  • Published
  • By Col Kerry M. Dexter
  • 22nd Medical Group commander
About 16 months ago, I was diagnosed with skin cancer and had lesions removed from my left cheek and from the base of my neck.

Fortunately, the type of skin cancer I had was basal cell carcinoma, which is the type that does not spread.

I went to my healthcare provider when a sore on my cheek would not heal. He did a biopsy and when it came back positive for cancer, he referred me to a dermatologist.

When I went to the dermatologist, she did a visual body scan to check me for any other lesions and found the one on my neck, which had been there for several years and bothered me occasionally.

She took the one off my neck immediately, but referred me to a plastic surgeon for removal of the lesion on my face.

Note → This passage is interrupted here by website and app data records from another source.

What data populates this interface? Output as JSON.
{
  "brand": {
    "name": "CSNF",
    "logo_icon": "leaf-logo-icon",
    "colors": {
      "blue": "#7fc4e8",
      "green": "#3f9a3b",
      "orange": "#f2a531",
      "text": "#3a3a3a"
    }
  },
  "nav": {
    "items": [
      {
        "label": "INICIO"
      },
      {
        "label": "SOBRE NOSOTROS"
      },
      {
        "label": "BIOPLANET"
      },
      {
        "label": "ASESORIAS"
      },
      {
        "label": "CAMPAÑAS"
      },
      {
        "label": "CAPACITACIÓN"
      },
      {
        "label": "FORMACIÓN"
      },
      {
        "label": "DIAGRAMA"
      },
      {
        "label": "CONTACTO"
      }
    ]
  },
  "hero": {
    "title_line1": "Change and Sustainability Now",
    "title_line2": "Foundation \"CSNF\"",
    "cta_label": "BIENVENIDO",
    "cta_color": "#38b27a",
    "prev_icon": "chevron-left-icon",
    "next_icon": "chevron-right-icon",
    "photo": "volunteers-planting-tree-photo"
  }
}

The referral to a dermatologist and then to a plastic surgeon for a lesion on the face is standard operating procedure.

The plastic surgeon removed the lesion on my face under local anesthesia, and thanks to his skill, I have only a barely noticeable, residual scar.

I learned a lot about skin cancer from this experience and would like to share some of it with you:
· Skin cancer is the most common type of cancer and the number of cases diagnosed each year is growing at an alarming rate-more than one million Americans were diagnosed with skin cancer last year
· People with fair skin who sunburn easily are at greatest risk, especially if they have had at least one severe sunburn early in life.
· If you have a sore that will not heal or a change in a mole, you should see your healthcare provider.
· Ultraviolet light exposure, most commonly from sunlight, is overwhelmingly the most frequent cause of skin cancer.
· Limit your exposure to sunlight especially between 10 a.m. and 2 p.m.
· Apply sunscreen frequently when outside and use a sunscreen with sun protection factor of at least 15 that blocks both UVA and UVB light (the label will tell you). Apply sunscreen both before and during sun exposure.
· If you sunburn easily or are likely to get sunburn, wear long sleeves and a wide-brimmed hat.
· Avoid artificial tanning booths.
· Conduct periodic self examinations.

My experience taught me early detection of skin cancer is usually easily remedied, and it is important for us to properly protect our skin.